There’s so much hype surrounding Dane he’s like a genetically engineered love child of Barack Obama, Miki Dora and Christian Fletcher. Dane is progressive surfing’s perceived savior. Last year at Jeffreys Bay he hit his stride and began to live up to the hype—at least competitively. He has so much talent and is so in tune with the ocean, that if he was female the tides might just ebb and flow with his menstrual cycle. If the revised judging criteria isn’t just PR propaganda, his go-for-broke approach in heats will surely benefit. A good start here may just propel him into the top 5 this year. It’s a sizable gamble to state he’ll be on the winner’s podium. At Snapper, he could lose in the first round or win the whole thing. My prognostication skills are like Dane’s surfing and I’m willing to gamble on this one.
Jordy Smith (2009 Result 9th)
I saw the South African assassin surfing a marginal beachbreak in Orange County about a week ago and he was just lighting it up. He might be the best surfer in the world right now. What amazes me about Jordy is he’s 6’2’’ and nearly 200 pounds. He can throw buckets of water and huck himself six feet in the air on the same wave. He probably won’t win, but I predict he’ll make the trek to Bells with no less than an equal fifth under his belt.
Owen Wright (2009 Result N/A)

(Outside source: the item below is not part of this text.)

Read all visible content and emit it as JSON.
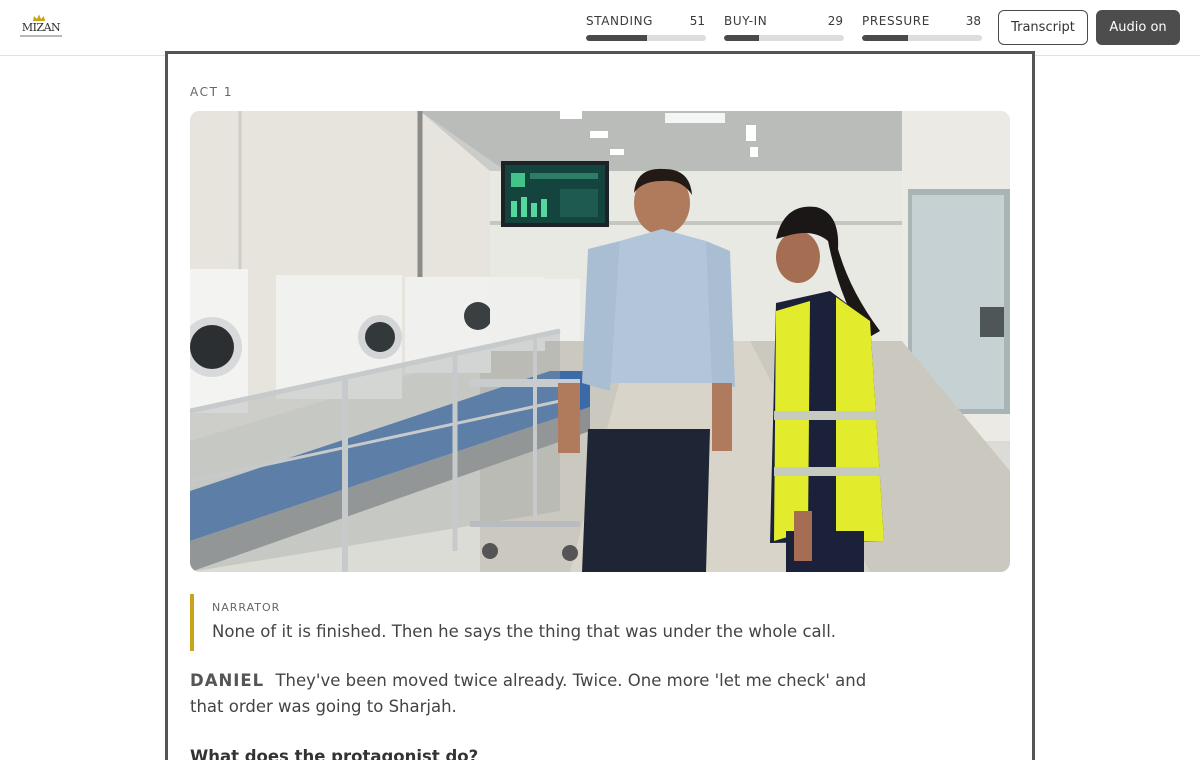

Owen is my dark horse pick to win the Quik Pro. The only negative for Owen at Snapper is he’s a goofyfoot, which means he’ll be on his backhand. If some of the comp runs at D-Bah that might help his chances even more because it’s a right or left. When it comes to competing he has balls the size of watermelons. Slater? Parko? Mick? No worries. It doesn’t seem to faze the kid one iota. If he drew Jesus of Nazareth in round three he’d probably shrug and say “looks like I’m going to have to one up this guy’s walk-on-water routine.” And he probably would.